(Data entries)
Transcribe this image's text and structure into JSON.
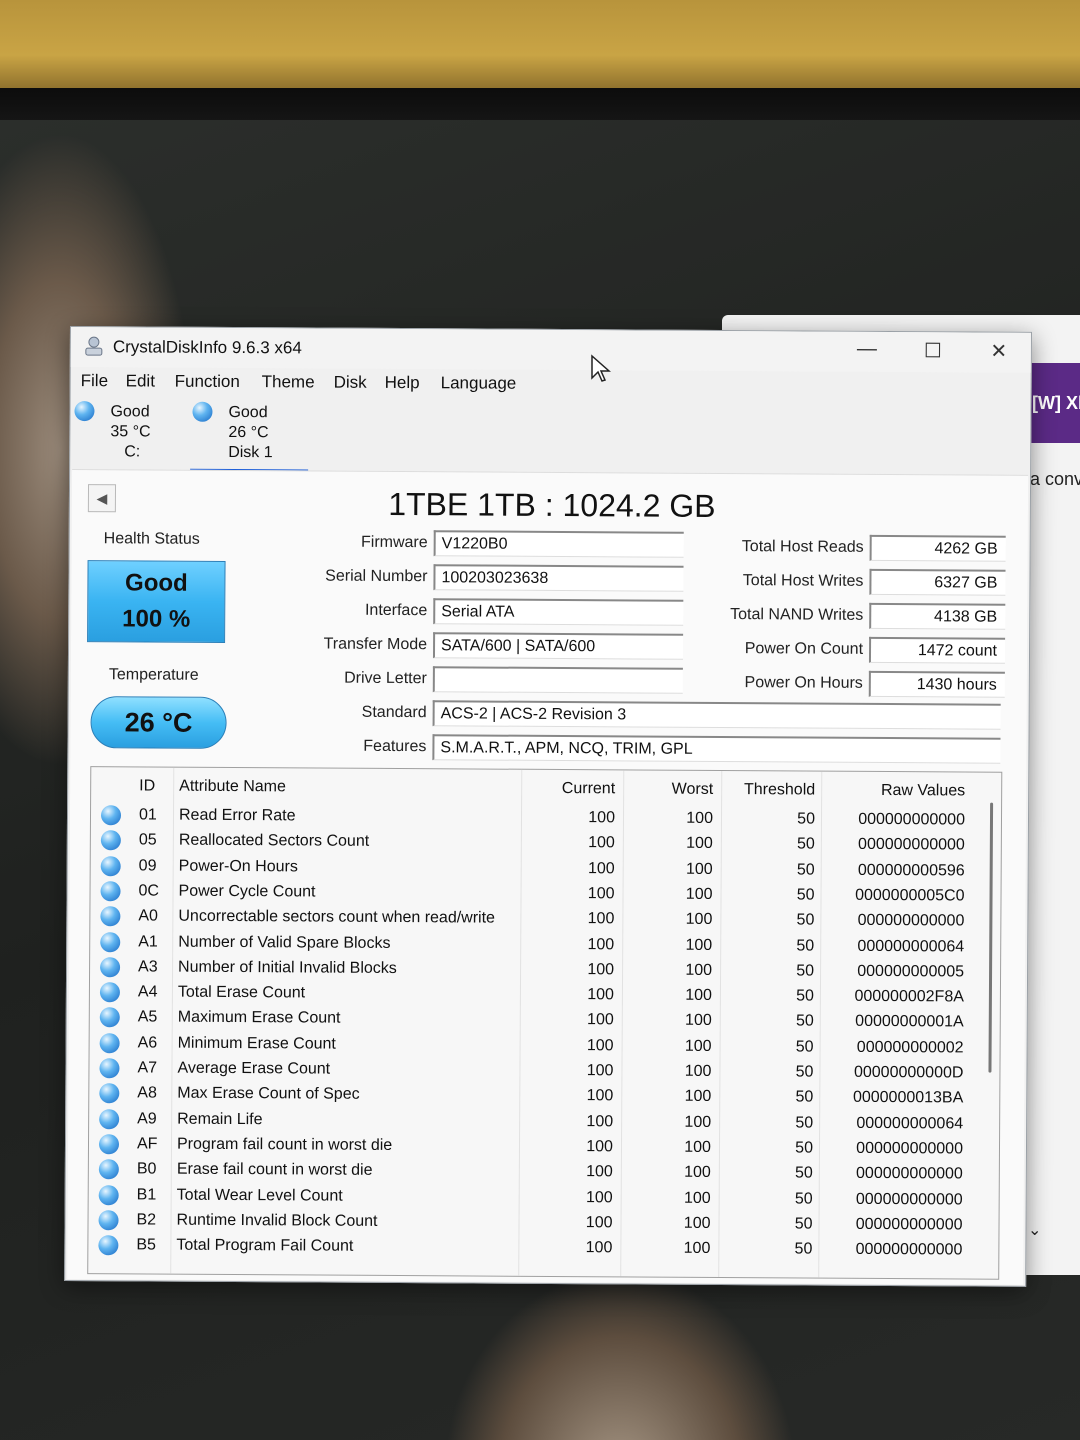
{
  "window": {
    "title": "CrystalDiskInfo 9.6.3 x64"
  },
  "menu": [
    "File",
    "Edit",
    "Function",
    "Theme",
    "Disk",
    "Help",
    "Language"
  ],
  "disk_tabs": [
    {
      "status": "Good",
      "temp": "35 °C",
      "name": "C:"
    },
    {
      "status": "Good",
      "temp": "26 °C",
      "name": "Disk 1"
    }
  ],
  "model_line": "1TBE 1TB : 1024.2 GB",
  "health": {
    "label": "Health Status",
    "status": "Good",
    "percent": "100 %"
  },
  "temperature": {
    "label": "Temperature",
    "value": "26 °C"
  },
  "fields": {
    "firmware": {
      "label": "Firmware",
      "value": "V1220B0"
    },
    "serial": {
      "label": "Serial Number",
      "value": "100203023638"
    },
    "interface": {
      "label": "Interface",
      "value": "Serial ATA"
    },
    "transfer": {
      "label": "Transfer Mode",
      "value": "SATA/600 | SATA/600"
    },
    "drive_letter": {
      "label": "Drive Letter",
      "value": ""
    },
    "standard": {
      "label": "Standard",
      "value": "ACS-2 | ACS-2 Revision 3"
    },
    "features": {
      "label": "Features",
      "value": "S.M.A.R.T., APM, NCQ, TRIM, GPL"
    }
  },
  "stats": {
    "host_reads": {
      "label": "Total Host Reads",
      "value": "4262 GB"
    },
    "host_writes": {
      "label": "Total Host Writes",
      "value": "6327 GB"
    },
    "nand_writes": {
      "label": "Total NAND Writes",
      "value": "4138 GB"
    },
    "power_count": {
      "label": "Power On Count",
      "value": "1472 count"
    },
    "power_hours": {
      "label": "Power On Hours",
      "value": "1430 hours"
    }
  },
  "table": {
    "headers": {
      "id": "ID",
      "name": "Attribute Name",
      "current": "Current",
      "worst": "Worst",
      "threshold": "Threshold",
      "raw": "Raw Values"
    },
    "rows": [
      [
        "01",
        "Read Error Rate",
        "100",
        "100",
        "50",
        "000000000000"
      ],
      [
        "05",
        "Reallocated Sectors Count",
        "100",
        "100",
        "50",
        "000000000000"
      ],
      [
        "09",
        "Power-On Hours",
        "100",
        "100",
        "50",
        "000000000596"
      ],
      [
        "0C",
        "Power Cycle Count",
        "100",
        "100",
        "50",
        "0000000005C0"
      ],
      [
        "A0",
        "Uncorrectable sectors count when read/write",
        "100",
        "100",
        "50",
        "000000000000"
      ],
      [
        "A1",
        "Number of Valid Spare Blocks",
        "100",
        "100",
        "50",
        "000000000064"
      ],
      [
        "A3",
        "Number of Initial Invalid Blocks",
        "100",
        "100",
        "50",
        "000000000005"
      ],
      [
        "A4",
        "Total Erase Count",
        "100",
        "100",
        "50",
        "000000002F8A"
      ],
      [
        "A5",
        "Maximum Erase Count",
        "100",
        "100",
        "50",
        "00000000001A"
      ],
      [
        "A6",
        "Minimum Erase Count",
        "100",
        "100",
        "50",
        "000000000002"
      ],
      [
        "A7",
        "Average Erase Count",
        "100",
        "100",
        "50",
        "00000000000D"
      ],
      [
        "A8",
        "Max Erase Count of Spec",
        "100",
        "100",
        "50",
        "0000000013BA"
      ],
      [
        "A9",
        "Remain Life",
        "100",
        "100",
        "50",
        "000000000064"
      ],
      [
        "AF",
        "Program fail count in worst die",
        "100",
        "100",
        "50",
        "000000000000"
      ],
      [
        "B0",
        "Erase fail count in worst die",
        "100",
        "100",
        "50",
        "000000000000"
      ],
      [
        "B1",
        "Total Wear Level Count",
        "100",
        "100",
        "50",
        "000000000000"
      ],
      [
        "B2",
        "Runtime Invalid Block Count",
        "100",
        "100",
        "50",
        "000000000000"
      ],
      [
        "B5",
        "Total Program Fail Count",
        "100",
        "100",
        "50",
        "000000000000"
      ]
    ]
  },
  "background_window": {
    "banner_text": "[W] Xb",
    "snippet_text": "a conv"
  }
}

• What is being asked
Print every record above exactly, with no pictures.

• Task solution
Transcribe this image's text and structure into JSON.
{
  "window": {
    "title": "CrystalDiskInfo 9.6.3 x64"
  },
  "menu": [
    "File",
    "Edit",
    "Function",
    "Theme",
    "Disk",
    "Help",
    "Language"
  ],
  "disk_tabs": [
    {
      "status": "Good",
      "temp": "35 °C",
      "name": "C:"
    },
    {
      "status": "Good",
      "temp": "26 °C",
      "name": "Disk 1"
    }
  ],
  "model_line": "1TBE 1TB : 1024.2 GB",
  "health": {
    "label": "Health Status",
    "status": "Good",
    "percent": "100 %"
  },
  "temperature": {
    "label": "Temperature",
    "value": "26 °C"
  },
  "fields": {
    "firmware": {
      "label": "Firmware",
      "value": "V1220B0"
    },
    "serial": {
      "label": "Serial Number",
      "value": "100203023638"
    },
    "interface": {
      "label": "Interface",
      "value": "Serial ATA"
    },
    "transfer": {
      "label": "Transfer Mode",
      "value": "SATA/600 | SATA/600"
    },
    "drive_letter": {
      "label": "Drive Letter",
      "value": ""
    },
    "standard": {
      "label": "Standard",
      "value": "ACS-2 | ACS-2 Revision 3"
    },
    "features": {
      "label": "Features",
      "value": "S.M.A.R.T., APM, NCQ, TRIM, GPL"
    }
  },
  "stats": {
    "host_reads": {
      "label": "Total Host Reads",
      "value": "4262 GB"
    },
    "host_writes": {
      "label": "Total Host Writes",
      "value": "6327 GB"
    },
    "nand_writes": {
      "label": "Total NAND Writes",
      "value": "4138 GB"
    },
    "power_count": {
      "label": "Power On Count",
      "value": "1472 count"
    },
    "power_hours": {
      "label": "Power On Hours",
      "value": "1430 hours"
    }
  },
  "table": {
    "headers": {
      "id": "ID",
      "name": "Attribute Name",
      "current": "Current",
      "worst": "Worst",
      "threshold": "Threshold",
      "raw": "Raw Values"
    },
    "rows": [
      [
        "01",
        "Read Error Rate",
        "100",
        "100",
        "50",
        "000000000000"
      ],
      [
        "05",
        "Reallocated Sectors Count",
        "100",
        "100",
        "50",
        "000000000000"
      ],
      [
        "09",
        "Power-On Hours",
        "100",
        "100",
        "50",
        "000000000596"
      ],
      [
        "0C",
        "Power Cycle Count",
        "100",
        "100",
        "50",
        "0000000005C0"
      ],
      [
        "A0",
        "Uncorrectable sectors count when read/write",
        "100",
        "100",
        "50",
        "000000000000"
      ],
      [
        "A1",
        "Number of Valid Spare Blocks",
        "100",
        "100",
        "50",
        "000000000064"
      ],
      [
        "A3",
        "Number of Initial Invalid Blocks",
        "100",
        "100",
        "50",
        "000000000005"
      ],
      [
        "A4",
        "Total Erase Count",
        "100",
        "100",
        "50",
        "000000002F8A"
      ],
      [
        "A5",
        "Maximum Erase Count",
        "100",
        "100",
        "50",
        "00000000001A"
      ],
      [
        "A6",
        "Minimum Erase Count",
        "100",
        "100",
        "50",
        "000000000002"
      ],
      [
        "A7",
        "Average Erase Count",
        "100",
        "100",
        "50",
        "00000000000D"
      ],
      [
        "A8",
        "Max Erase Count of Spec",
        "100",
        "100",
        "50",
        "0000000013BA"
      ],
      [
        "A9",
        "Remain Life",
        "100",
        "100",
        "50",
        "000000000064"
      ],
      [
        "AF",
        "Program fail count in worst die",
        "100",
        "100",
        "50",
        "000000000000"
      ],
      [
        "B0",
        "Erase fail count in worst die",
        "100",
        "100",
        "50",
        "000000000000"
      ],
      [
        "B1",
        "Total Wear Level Count",
        "100",
        "100",
        "50",
        "000000000000"
      ],
      [
        "B2",
        "Runtime Invalid Block Count",
        "100",
        "100",
        "50",
        "000000000000"
      ],
      [
        "B5",
        "Total Program Fail Count",
        "100",
        "100",
        "50",
        "000000000000"
      ]
    ]
  },
  "background_window": {
    "banner_text": "[W] Xb",
    "snippet_text": "a conv"
  }
}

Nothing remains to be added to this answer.